<p>The point is, if you are competitive, and truly like 5 highly selective schools, and you have the resources to apply to all 5, you will improve your chances by applying to all 5 rather than choosing only 2 or 3 of them. </p>

<p>And of course, everyone needs to apply to a true safety school (defined as a school they would like to attend, will definitely get into, and can definitely afford).</p>

<p>Okay, thanks for the clarification. I was just a bit confused.</p>

<p>Do it if you are willing to put in ample time and effort for each application (essays, etc).</p>

<p>I know multiple people who were accepted to all eight, and I was accepted by 6/7 of the ivies I applied to (WLed by the seventh one).</p>

<p>There is absolutely no collusion among the eight.</p>

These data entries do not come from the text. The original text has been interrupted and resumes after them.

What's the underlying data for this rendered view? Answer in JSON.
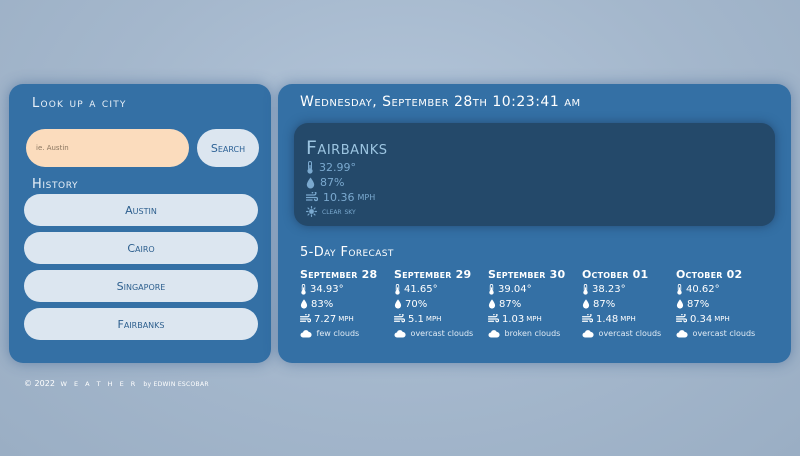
{
  "search": {
    "title": "Look up a city",
    "placeholder": "ie. Austin",
    "button_label": "Search"
  },
  "history": {
    "title": "History",
    "items": [
      "Austin",
      "Cairo",
      "Singapore",
      "Fairbanks"
    ]
  },
  "current": {
    "datetime": "Wednesday, September 28th 10:23:41 am",
    "city": "Fairbanks",
    "temp": "32.99°",
    "humidity": "87%",
    "wind": "10.36",
    "wind_unit": "MPH",
    "conditions": "clear sky",
    "icons": [
      "thermometer-icon",
      "water-drop-icon",
      "wind-icon",
      "sun-icon"
    ]
  },
  "forecast": {
    "title": "5-Day Forecast",
    "wind_unit": "MPH",
    "days": [
      {
        "date": "September 28",
        "temp": "34.93°",
        "humidity": "83%",
        "wind": "7.27",
        "desc": "few clouds"
      },
      {
        "date": "September 29",
        "temp": "41.65°",
        "humidity": "70%",
        "wind": "5.1",
        "desc": "overcast clouds"
      },
      {
        "date": "September 30",
        "temp": "39.04°",
        "humidity": "87%",
        "wind": "1.03",
        "desc": "broken clouds"
      },
      {
        "date": "October 01",
        "temp": "38.23°",
        "humidity": "87%",
        "wind": "1.48",
        "desc": "overcast clouds"
      },
      {
        "date": "October 02",
        "temp": "40.62°",
        "humidity": "87%",
        "wind": "0.34",
        "desc": "overcast clouds"
      }
    ]
  },
  "footer": {
    "copyright": "© 2022",
    "brand": "W E A T H E R",
    "author": "by EDWIN ESCOBAR"
  },
  "colors": {
    "panel": "#3470a5",
    "today_card": "#24496a",
    "input_bg": "#fbdcbd",
    "button_bg": "#dce6f0",
    "background": "#a4b7cc"
  }
}
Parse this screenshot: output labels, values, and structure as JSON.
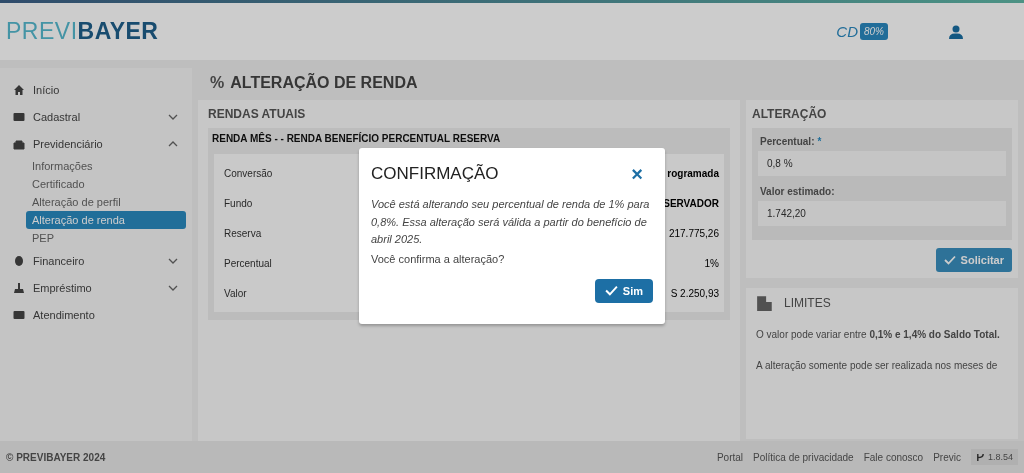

<p>I think that to apply to all 8 Ivies just because they are Ivies is misguided. They all are very different schools in very different locations. Apply to schools that offer what you want and are in an environment that you will thrive in. Do you like cities, would you prefer something quieter, what do you want to major in which school has the best program for that etc. If you "just want to go to an Ivy" for the prestige you think it offers you may find yourself really unhappy up in Cornell or Dartmouth when what you really wanted was a urban enviorment or vice versa.</p>

<p>I specifically asked the sibling question last year and the answer was that "Yes they will consider the fact that you have a sibling at Harvard, it can't hurt" It worked for my son this year although his stats were actually higher than the daughter already in Harvard so he did get in on his own merit, if anything it may have just been the extra nudge.</p>

<p>I have friends who applied to all of the ivies and who made their ultimate college decision based on the prestige of the schools they got into. Needless to say, they regretted their choice :(.</p>

<p>ok, thanks everybody!!</p>

<p>thanks for all this information you guys, you really helped ease my worries. im thinking of applying to penn and brown. i heard this rumor from a friend and wanted to research it. i realize this is a relatively old post and was wondering if this practice has changed in the recent years. in other words, ivies still aren't too concerned about how many other ivies you apply to, right?</p>

<p>also, mustafah, you can just ignore this message if you don't feel comfortable answering it, but how many did you get accepted to?</p>